PROVIDED RECORDS >>
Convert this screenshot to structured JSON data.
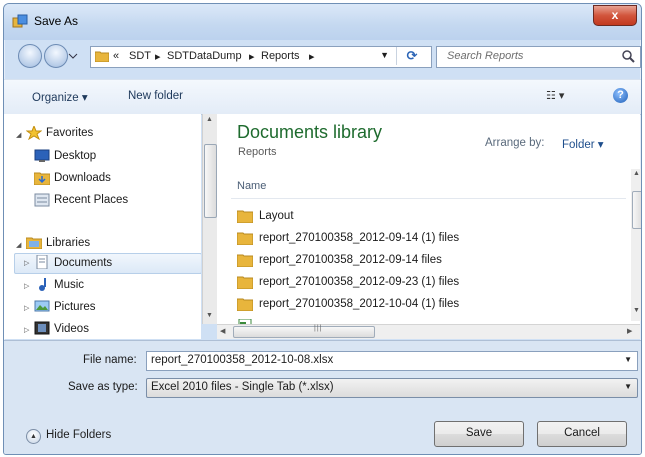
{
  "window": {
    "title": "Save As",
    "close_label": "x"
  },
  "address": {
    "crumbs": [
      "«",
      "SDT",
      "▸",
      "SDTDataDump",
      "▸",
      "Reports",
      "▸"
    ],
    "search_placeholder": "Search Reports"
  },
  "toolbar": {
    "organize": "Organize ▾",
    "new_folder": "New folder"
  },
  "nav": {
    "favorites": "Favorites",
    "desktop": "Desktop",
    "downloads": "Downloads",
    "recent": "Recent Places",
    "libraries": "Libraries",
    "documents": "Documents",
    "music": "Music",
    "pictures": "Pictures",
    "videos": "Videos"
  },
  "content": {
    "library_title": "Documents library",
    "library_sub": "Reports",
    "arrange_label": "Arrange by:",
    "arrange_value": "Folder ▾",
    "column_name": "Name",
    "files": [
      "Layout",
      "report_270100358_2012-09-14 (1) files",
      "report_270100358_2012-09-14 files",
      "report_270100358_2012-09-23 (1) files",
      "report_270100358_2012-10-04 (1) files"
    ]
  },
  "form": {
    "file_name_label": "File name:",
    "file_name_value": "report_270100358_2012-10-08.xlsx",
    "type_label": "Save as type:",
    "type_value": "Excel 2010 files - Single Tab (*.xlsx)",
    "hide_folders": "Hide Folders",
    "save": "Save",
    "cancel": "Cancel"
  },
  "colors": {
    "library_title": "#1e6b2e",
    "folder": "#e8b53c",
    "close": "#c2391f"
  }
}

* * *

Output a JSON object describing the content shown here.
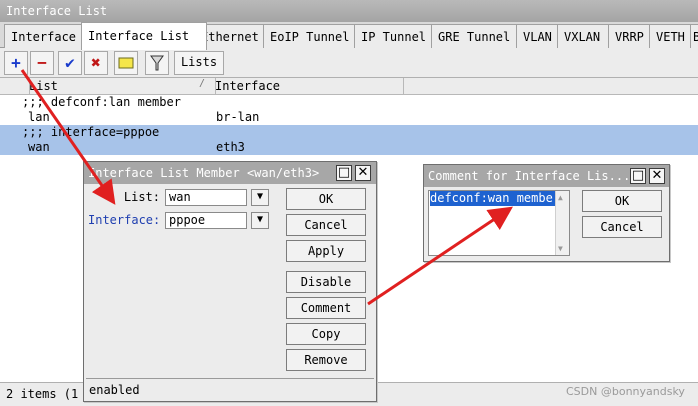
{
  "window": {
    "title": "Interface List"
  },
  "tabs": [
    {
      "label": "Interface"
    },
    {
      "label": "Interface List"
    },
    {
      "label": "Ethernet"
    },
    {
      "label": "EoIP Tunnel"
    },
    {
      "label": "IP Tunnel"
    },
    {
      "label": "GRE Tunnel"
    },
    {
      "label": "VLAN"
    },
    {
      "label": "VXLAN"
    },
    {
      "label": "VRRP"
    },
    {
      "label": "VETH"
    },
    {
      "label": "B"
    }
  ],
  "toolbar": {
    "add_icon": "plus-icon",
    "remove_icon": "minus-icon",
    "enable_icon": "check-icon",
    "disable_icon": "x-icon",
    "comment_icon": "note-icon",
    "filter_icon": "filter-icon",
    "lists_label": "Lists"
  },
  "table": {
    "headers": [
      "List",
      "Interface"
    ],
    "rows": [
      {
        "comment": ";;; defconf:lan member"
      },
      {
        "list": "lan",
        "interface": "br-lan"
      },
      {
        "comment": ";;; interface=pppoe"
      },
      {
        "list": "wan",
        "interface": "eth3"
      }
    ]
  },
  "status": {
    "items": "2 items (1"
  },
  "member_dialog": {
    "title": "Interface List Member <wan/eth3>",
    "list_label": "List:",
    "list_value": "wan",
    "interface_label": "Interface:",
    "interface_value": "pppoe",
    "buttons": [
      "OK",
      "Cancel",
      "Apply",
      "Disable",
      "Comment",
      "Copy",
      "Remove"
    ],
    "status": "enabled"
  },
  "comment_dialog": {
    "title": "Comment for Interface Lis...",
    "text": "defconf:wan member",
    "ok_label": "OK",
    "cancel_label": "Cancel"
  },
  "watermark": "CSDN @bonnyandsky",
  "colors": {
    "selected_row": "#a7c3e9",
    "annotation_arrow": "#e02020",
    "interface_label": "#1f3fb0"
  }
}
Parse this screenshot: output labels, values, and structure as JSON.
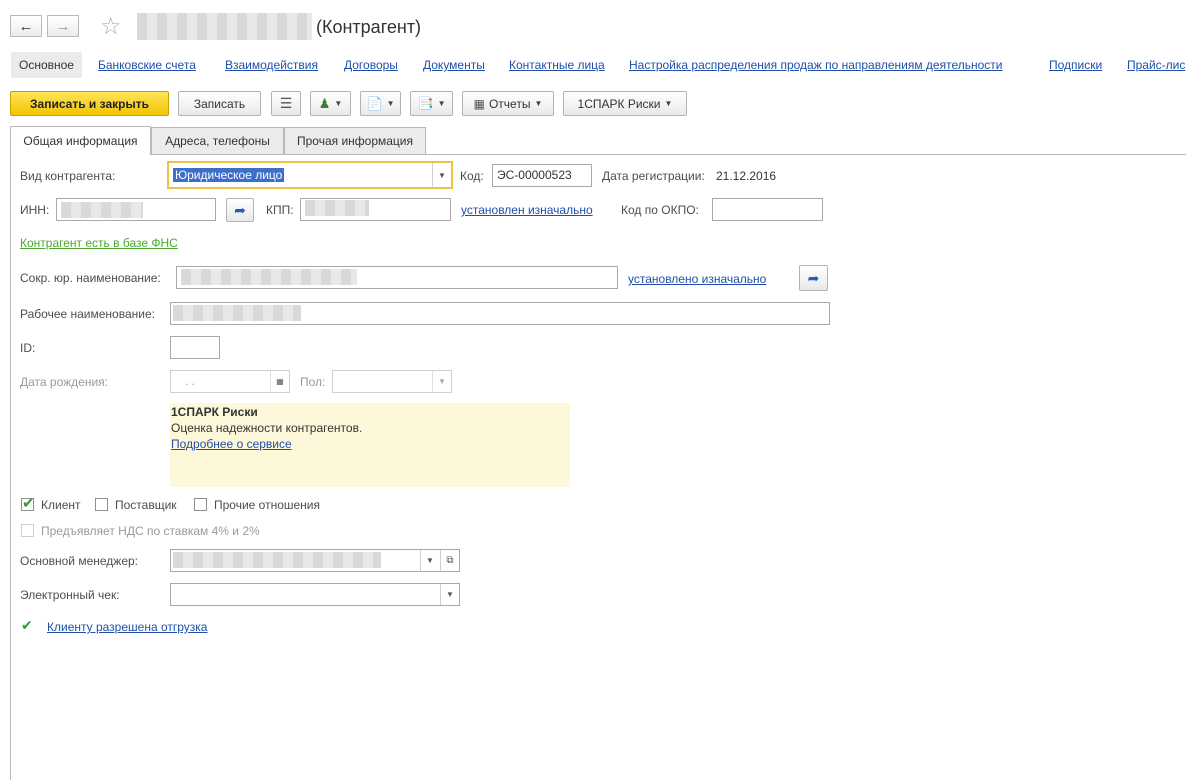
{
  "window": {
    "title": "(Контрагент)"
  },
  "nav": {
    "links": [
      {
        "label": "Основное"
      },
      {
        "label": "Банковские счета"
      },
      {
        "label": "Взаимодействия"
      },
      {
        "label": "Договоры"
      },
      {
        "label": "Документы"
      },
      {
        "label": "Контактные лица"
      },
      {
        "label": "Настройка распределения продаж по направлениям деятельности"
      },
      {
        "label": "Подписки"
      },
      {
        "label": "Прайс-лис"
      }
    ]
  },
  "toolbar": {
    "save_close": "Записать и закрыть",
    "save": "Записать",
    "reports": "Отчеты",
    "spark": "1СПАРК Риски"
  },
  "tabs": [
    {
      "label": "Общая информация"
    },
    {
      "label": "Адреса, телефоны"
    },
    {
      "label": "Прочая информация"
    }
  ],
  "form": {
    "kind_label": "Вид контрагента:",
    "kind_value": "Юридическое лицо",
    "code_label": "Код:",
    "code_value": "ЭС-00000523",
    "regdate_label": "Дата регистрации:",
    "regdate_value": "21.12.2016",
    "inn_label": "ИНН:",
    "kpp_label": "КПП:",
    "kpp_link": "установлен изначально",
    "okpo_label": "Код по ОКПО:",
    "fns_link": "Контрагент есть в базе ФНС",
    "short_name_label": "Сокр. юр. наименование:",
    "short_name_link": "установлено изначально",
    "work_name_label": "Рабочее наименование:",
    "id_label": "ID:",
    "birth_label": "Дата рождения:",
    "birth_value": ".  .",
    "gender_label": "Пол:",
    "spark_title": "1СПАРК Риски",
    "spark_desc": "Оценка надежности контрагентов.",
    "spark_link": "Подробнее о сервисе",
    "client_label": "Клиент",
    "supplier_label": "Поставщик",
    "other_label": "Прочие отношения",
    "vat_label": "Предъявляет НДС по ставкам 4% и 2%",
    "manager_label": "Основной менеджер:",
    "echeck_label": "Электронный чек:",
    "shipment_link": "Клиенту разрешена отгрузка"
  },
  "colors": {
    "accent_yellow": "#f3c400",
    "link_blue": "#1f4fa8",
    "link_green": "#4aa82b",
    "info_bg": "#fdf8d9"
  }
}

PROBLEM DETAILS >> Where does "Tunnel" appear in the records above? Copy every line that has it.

THE COMPLETED TASK >>
      "label": "EoIP Tunnel"
      "label": "IP Tunnel"
      "label": "GRE Tunnel"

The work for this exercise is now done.